And still the drama is being played out. Despite his recent hospitalization, the former jockey still battles low blood pressure and says doctors are now injecting a steroid medicine into his spinal area to relieve acute pain in his back and hip and keep him walking; a condition he said was caused by the pelvis he broke at 16. This has kept him from swimming or walking long distances, two practices he said helped keep him well enough for what he hopes is a soon-to-come surgery to replace his kidney and liver and remove the tumor in his stomach.  He is third on the list.

"Doctors say about a third of my liver is functioning," he said. "All I can do is help mom with the wash and water the flowers. Life is pretty boring and depressing right now."

Romero is usually positive and upbeat, but he also takes prescribed medications to keep the darkness at bay.

"I should have been dead a lot of times, so I'm not going to complain. But I'm tired of being sick. Some days I just sit down and cry. I say to myself, 'how much can a man take?' I've had to make a lot of adjustments. I've been hurt most of my life. I'm beat up, but I tell myself at least I didn't get AIDs (from the blood transfusions).
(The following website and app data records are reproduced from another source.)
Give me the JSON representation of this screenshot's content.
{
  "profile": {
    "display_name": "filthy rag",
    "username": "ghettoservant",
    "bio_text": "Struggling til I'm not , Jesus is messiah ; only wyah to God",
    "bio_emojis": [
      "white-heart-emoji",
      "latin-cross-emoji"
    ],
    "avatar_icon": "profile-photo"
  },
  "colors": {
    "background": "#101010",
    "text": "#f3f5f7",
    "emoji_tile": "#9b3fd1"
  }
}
"And there's no guarantee I'll even make it through the surgery. But I'm determined to stay alive. I pray God will give me another 10 years. I want to see my grandchildren grow up and maybe get married again."

Each Sunday, he and his mother attend mass at Erath's Our Lady of Lourdes, a Catholic church he and his four siblings attended growing up. A recent request on Facebook for prayer resulted in some 500 written prayers for Romero. Fellow Hall of Fame jockey Pat Day has visited and calls regularly to encourage and pray.

"It's hard to put into context all that he's been through and the courage he's shown and is still showing," Day said. "I've never met anyone like him, inside or outside of racing. And it's special to see his faith renewed. I believe God will answer our prayers for him."

"My faith has become stronger lately," said Romero. "I've come to realize that persevering has made me stronger. I think God put me through this trial to show how much a person can go through and still love God. I know He wants me to keep on fighting and I'm not giving up." He was silent for a moment and laughed softly. "Hey, it was an act of God that got me this far. I still got that angel."

Eddie Donnally is the only former jockey to win an Eclipse Award (1984) for Newspaper Feature writing. His recently published bio, "Ride the White Horse: A Checkered Jockey's Story of Racing, Rage and Redemption." He and four other former jockeys formed "Jockeys and Jeans," a fundraising event for the Permanently Disabled Jockeys Fund. He lives in Clearwater, Fla.,with his wife, Sandi and serves as a professional chaplain for hospitals and a hospice.